A few days ago I sat down to start planning out my teaching sessions and started considering how I would recommend to our students they manage their information - not just by noting down the references of useful sources they find, but practical ways of saving and storing documents in a way that will enable the to find them again. I was reminded of this blog post by Patrick Dunleavy I read last week: 'I was an EndNote refusenik, but now I’m a Mendeley convert' and I decided it was about time I started exploring some online tools.
So, a few weeks ago when I was starting to think atbou Thing 15 I downloaded Zotero Standalone. and then forgot about it. I am not a firefox user, having been converted to Chrome a while back and discovering that using any other browser now seems just very clunky. Nevertheless, I thought I'd give Zotero a go, and see how far I got. Not very far is the answer. Unfortunately while on the university campus I am restricted as to the things I can download, and apparently add-ons into my browser aren't allowed, so I failed in my attempt to download the Zotero Connector. I began to feel the stirrings of frustration. Next I tried to import a document, which didn't work, and directed me to a singularly unhelpful help page. I started to play around with trying to manage pdfs and bibliographies and found myself very confused. At this point I gave up. Sorry Zotero.

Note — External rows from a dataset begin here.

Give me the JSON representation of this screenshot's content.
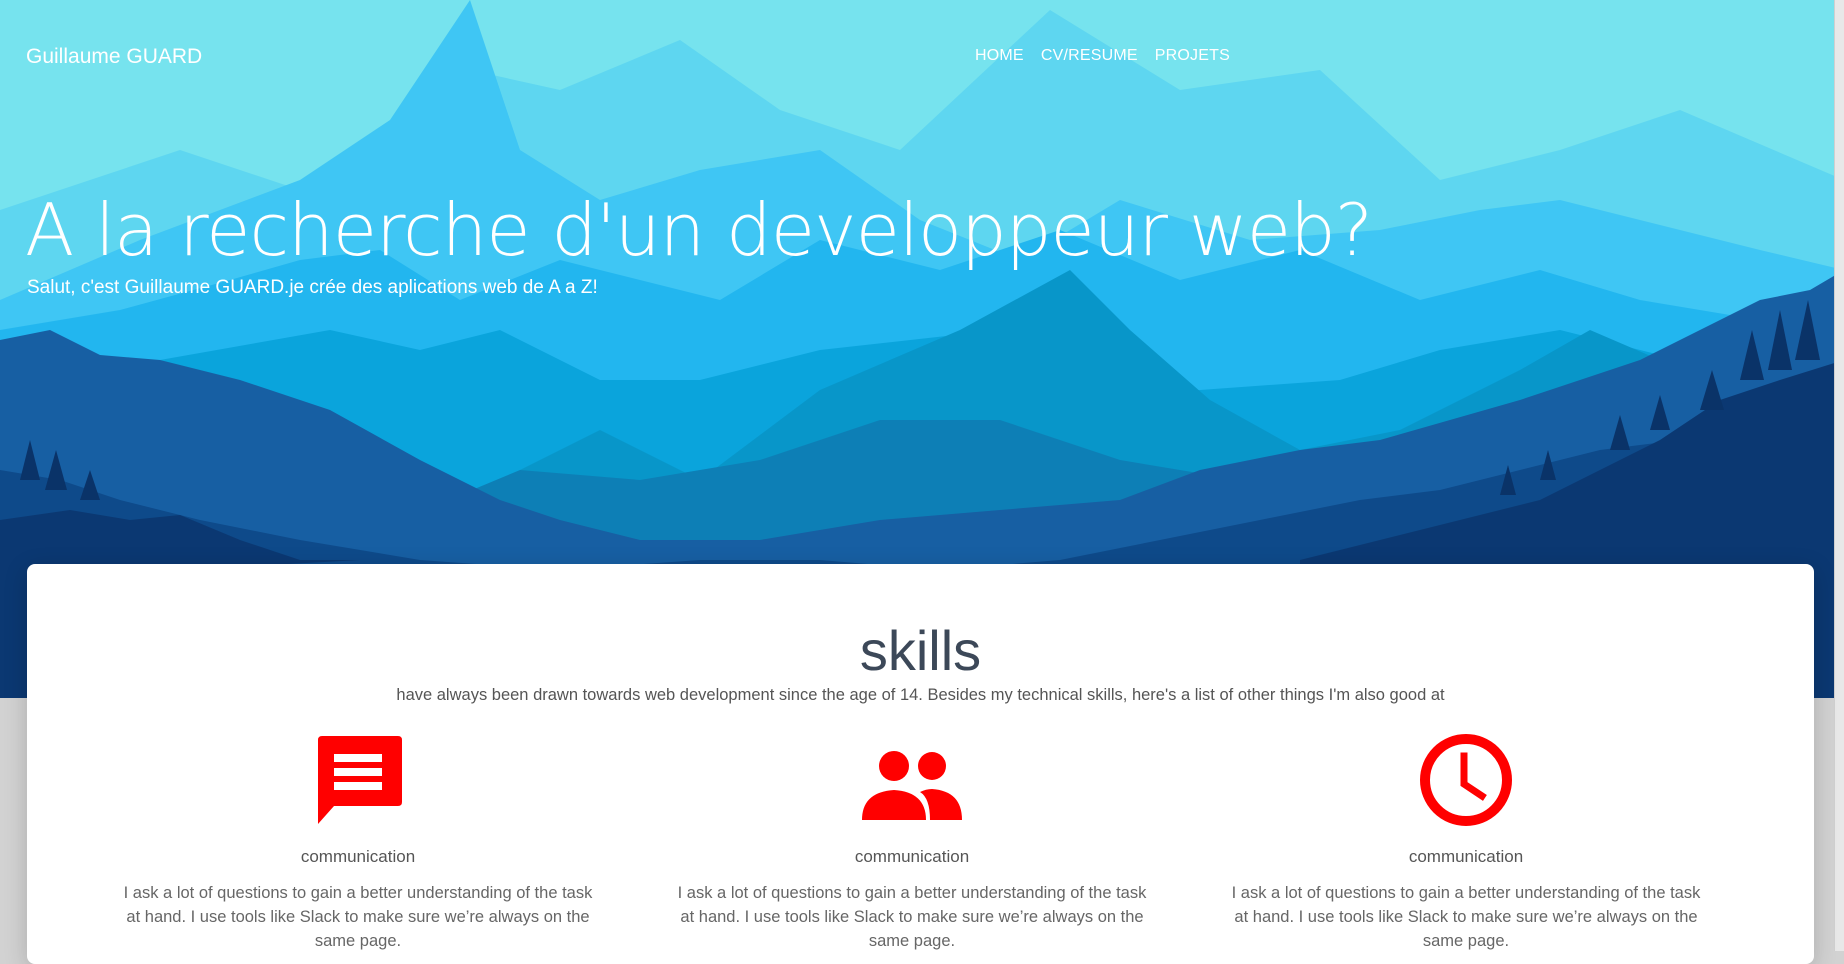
{
  "navbar": {
    "brand": "Guillaume GUARD",
    "links": [
      "HOME",
      "CV/RESUME",
      "PROJETS"
    ]
  },
  "hero": {
    "title": "A la recherche d'un developpeur web?",
    "subtitle": "Salut, c'est Guillaume GUARD.je crée des aplications web de A a Z!"
  },
  "skills": {
    "title": "skills",
    "description": "have always been drawn towards web development since the age of 14. Besides my technical skills, here's a list of other things I'm also good at",
    "features": [
      {
        "icon": "chat-icon",
        "name": "communication",
        "text": "I ask a lot of questions to gain a better understanding of the task at hand. I use tools like Slack to make sure we’re always on the same page."
      },
      {
        "icon": "people-icon",
        "name": "communication",
        "text": "I ask a lot of questions to gain a better understanding of the task at hand. I use tools like Slack to make sure we’re always on the same page."
      },
      {
        "icon": "clock-icon",
        "name": "communication",
        "text": "I ask a lot of questions to gain a better understanding of the task at hand. I use tools like Slack to make sure we’re always on the same page."
      }
    ]
  },
  "colors": {
    "sky": "#76e3ee",
    "accent_icon": "#ff0000",
    "dark_forest": "#0d3d7a"
  }
}
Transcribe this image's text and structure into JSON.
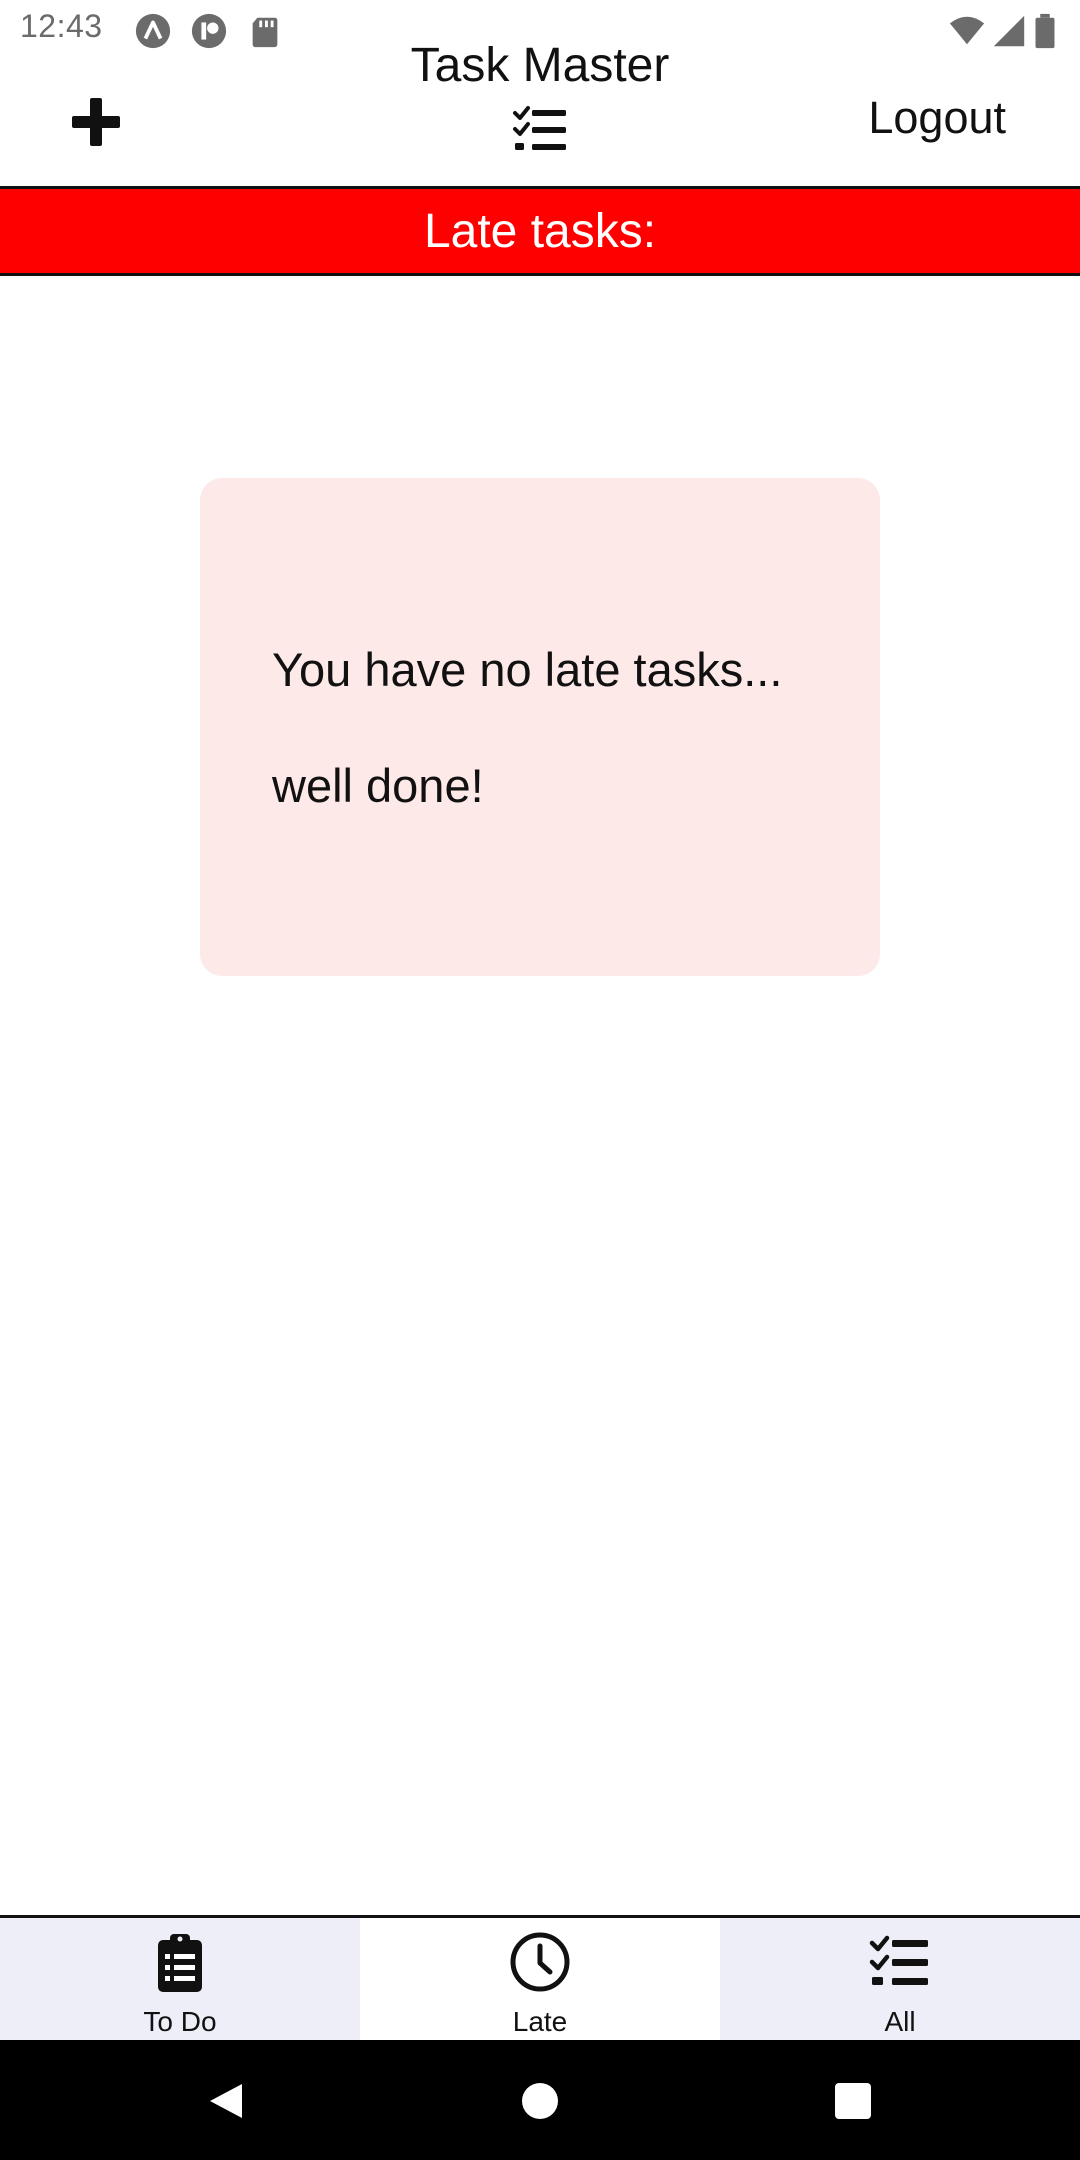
{
  "status_bar": {
    "time": "12:43",
    "left_icons": [
      "app-a-icon",
      "app-p-icon",
      "sd-card-icon"
    ],
    "right_icons": [
      "wifi-icon",
      "cell-signal-icon",
      "battery-icon"
    ]
  },
  "header": {
    "title": "Task Master",
    "add_icon": "plus-icon",
    "title_icon": "checklist-icon",
    "logout_label": "Logout"
  },
  "banner": {
    "text": "Late tasks:",
    "color": "#ff0000"
  },
  "empty_state": {
    "line1": "You have no late tasks...",
    "line2": "well done!",
    "background": "#fde9e8"
  },
  "tabs": [
    {
      "label": "To Do",
      "icon": "clipboard-list-icon",
      "active": false
    },
    {
      "label": "Late",
      "icon": "clock-icon",
      "active": true
    },
    {
      "label": "All",
      "icon": "checklist-icon",
      "active": false
    }
  ],
  "system_nav": [
    "back-icon",
    "home-icon",
    "recents-icon"
  ]
}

I decided to turn to Mendeley and play with a different tool. Downloading Mendeley desktop was straightforward (as was downloading Zotero Standalone, to be fair). But the Mendeley interface seemed more intuitive, and the help far more abundant. It took me no time at all to find the 'watch folders' function, and suddenly all of the pdfs I'd named in a cryptic an inconsistent manner over the last 3 years, and then carefully stored in a selection of random folders, magically appeared in Mendeley - the majority of which with the correct metadata and all with the pdf attached. I was impressed. I then signed-in to Web Mendeley and the sync function meant the records for all my documents were there instantaneously Impressed again.
It was about now I wanted to download the Web importer for my browser - but I knew I'd run into the same problems downloading it as I had before, so I went home to try this. Having felt a little guilty about being unfair to Zotero, I also downloaded the Zotero Connector to compare. I think the Zotero Connector works better - it'll pick up all of the records on a webpage and import them into Zotero Standalone very quickly. Mendeley Web Importer was more tricky, as you have to allow pop-ups for every separate site, and make sure you're logged in to Web Mendeley, You then get a list of all the records on a page, and select each one for downloading individually (although this was useful - a quick way of sifting through my results and only saving the records for the results I thought were most useful). As far as I can see I'd still need to download and save my pdfs though if I wanted them stored in Mendeley Desktop as well, so perhaps saving the pdf directly to my watched folder would be a better way of importing the information...and side-step pop-blocker issues with the Mendleey Web Importer.
By this time, as you can probably tell, I was sold on Mendeley. Installed at work and at home, with my documents quickly synced across both, and the watched folder option - yep, it's all working for me. The final thing to do was install the MS Word add-on to use Mendeley to create my citations and references in an actual document. This installs straight into the References ribbon in Word, and is straightforward to use. In fact, under the Add-ins tab, the Zotero reference management tools had appeared as well so I had a play with these. I'm not sure there's much to choose between them really. just as, if you have access to Endnote or Refworks, you'd be using those as well in much the same way. And I've never really used this sort of tool in my own work, as I find tinkering with the style to make sure it meets my needs time-consuming and frustrating. So I gave up at this point - these are my own prejudices effecting my judgement.
I suspect, for anyone needing to use a bibliographic reference tool, using either Zotero or Mendeley would be extremely helpful, and possibly more user-friendly than Endnote. Mendeley gets my vote though, just for how incredibly easy (and satisfying) it is to use. And I haven't even started exploring the collaborative/file-sharing functionality that's made Mendeley so successful...